It is also troubling for the future of the niche industry. In a piece for The Good Trade, writer Celeste Scott says, “For brands with ethical and sustainable practices at the forefront of their mission, the need for radical inclusivity is all the more pressing. Brands will not successfully shift consumers’ shopping habits toward more conscious brands if they refuse to represent the diverse array of consumers that exist.” Put simply: In order to convince the most people to buy fewer things of better quality and spend more money on those things, the industry needs to convince those individuals that they, too, are included in this drive toward a more sustainable existence.
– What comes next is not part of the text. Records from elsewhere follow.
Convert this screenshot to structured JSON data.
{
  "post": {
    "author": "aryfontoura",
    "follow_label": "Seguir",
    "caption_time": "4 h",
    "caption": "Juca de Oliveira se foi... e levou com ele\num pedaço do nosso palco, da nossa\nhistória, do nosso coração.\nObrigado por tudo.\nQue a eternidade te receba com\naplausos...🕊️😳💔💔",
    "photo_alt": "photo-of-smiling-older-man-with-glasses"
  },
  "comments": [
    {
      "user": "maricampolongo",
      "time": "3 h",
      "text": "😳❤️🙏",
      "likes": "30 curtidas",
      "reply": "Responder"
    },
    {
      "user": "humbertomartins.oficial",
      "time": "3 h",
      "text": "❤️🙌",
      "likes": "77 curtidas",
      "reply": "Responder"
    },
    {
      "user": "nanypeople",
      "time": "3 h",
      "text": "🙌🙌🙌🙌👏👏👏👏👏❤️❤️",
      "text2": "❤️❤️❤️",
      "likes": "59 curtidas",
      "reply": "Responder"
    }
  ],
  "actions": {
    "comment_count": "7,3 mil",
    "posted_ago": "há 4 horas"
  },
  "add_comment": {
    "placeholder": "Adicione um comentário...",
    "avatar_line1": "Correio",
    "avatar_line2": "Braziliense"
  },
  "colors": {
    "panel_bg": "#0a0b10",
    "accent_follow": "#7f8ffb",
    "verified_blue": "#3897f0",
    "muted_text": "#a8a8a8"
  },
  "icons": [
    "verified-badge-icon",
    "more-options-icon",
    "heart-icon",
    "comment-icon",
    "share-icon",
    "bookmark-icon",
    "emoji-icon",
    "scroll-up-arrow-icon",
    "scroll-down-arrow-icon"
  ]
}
How consumers can change the marketplace
Son de Flor wasn’t alone in a troubling lack of diversity. A similar brand, Not Perfect Linen, does better, but their marketing is still fairly monochromatic. Designer Jesse Kamm has faced similar criticism in recent years for her lack of size inclusivity in addition to a lack of diverse models, and several BIPOC makers of ethical and sustainable fashion can’t help but notice the lack of racial inclusivity in their peers’ marketing efforts.
In theory, brands should be responsible to represent racial diversity at the very least, but failing that, modern consumers have a remarkable access to the brands they love and with it, they are holding product producers accountable. They can call them out publicly, or opt to spend their money elsewhere. According to Aja Barber, sustainable style advocate and personal stylist, “Brands have a responsibility to be diverse in the core of their business… it’s just good business at this point, [otherwise] you’re excluding part of the population when you could be making sales. That’s just silly.” Barber goes on to say, “Listen, I don’t think we should have to ask for these things. But until everyone does better, it’s up to us, the consumer, to fight for each other. That’s being intersectional. Lifting up those around you.”
While the slow-fashion community is small, its members have loud voices and those voices are having an impact. For example, Son de Flor’s fans left comments on the brands social media pages pointing out their affection for the brand and wishing to see the diversity of the buyers reflected in the marketing, which led to a change in who appears in their ads. In Jesse Kamm’s case, her new season features a range of racial and body-type diversity, which is in direct response to criticisms.
Customers have brought on some change in the larger fashion industry as well. As a result of the backlash to racist products, Prada formed a Diversity and Inclusion Advisory Council, co-chaired by Ava DuVernay. Studies show that boycotts can have an impact, even if they only serve to change the way people think about an issue. The voices of consumers do matter, even if the results aren’t immediate.
What can brands do better
Representation in sustainable fashion matters—and not just for the bottom line. Since internal diversity leads to improved company performance, it follows that diverse marketing drives engagement, which affects a brand’s bottom line.
Homogenous leadership and staffing often leads to monochromatic marketing, which empowered fans of the brand took note of, and responded by holding Son de Flor accountable which led to the changes seen on the company’s social media pages.
It’s not perfect, and many brands need to follow suit—but many took up the charge early on in their lifecycles; indie slow-fashion brands like Elizabeth Suzann have long integrated diversity of color and shape into its marketing strategies, and many others, like Alice Alexander, Jamie and the Jones, and Everybody World are doing the same.
Spending your money with a brand that isn’t throwing its weight behind diversity initiatives serves to reward them for this behavior. It keeps privilege, and therefore power, within the grasp of a small group who have claimed the dominant culture. Calling them out, asking to be included, and withholding money until they do are the primary ways consumers can exercise their power.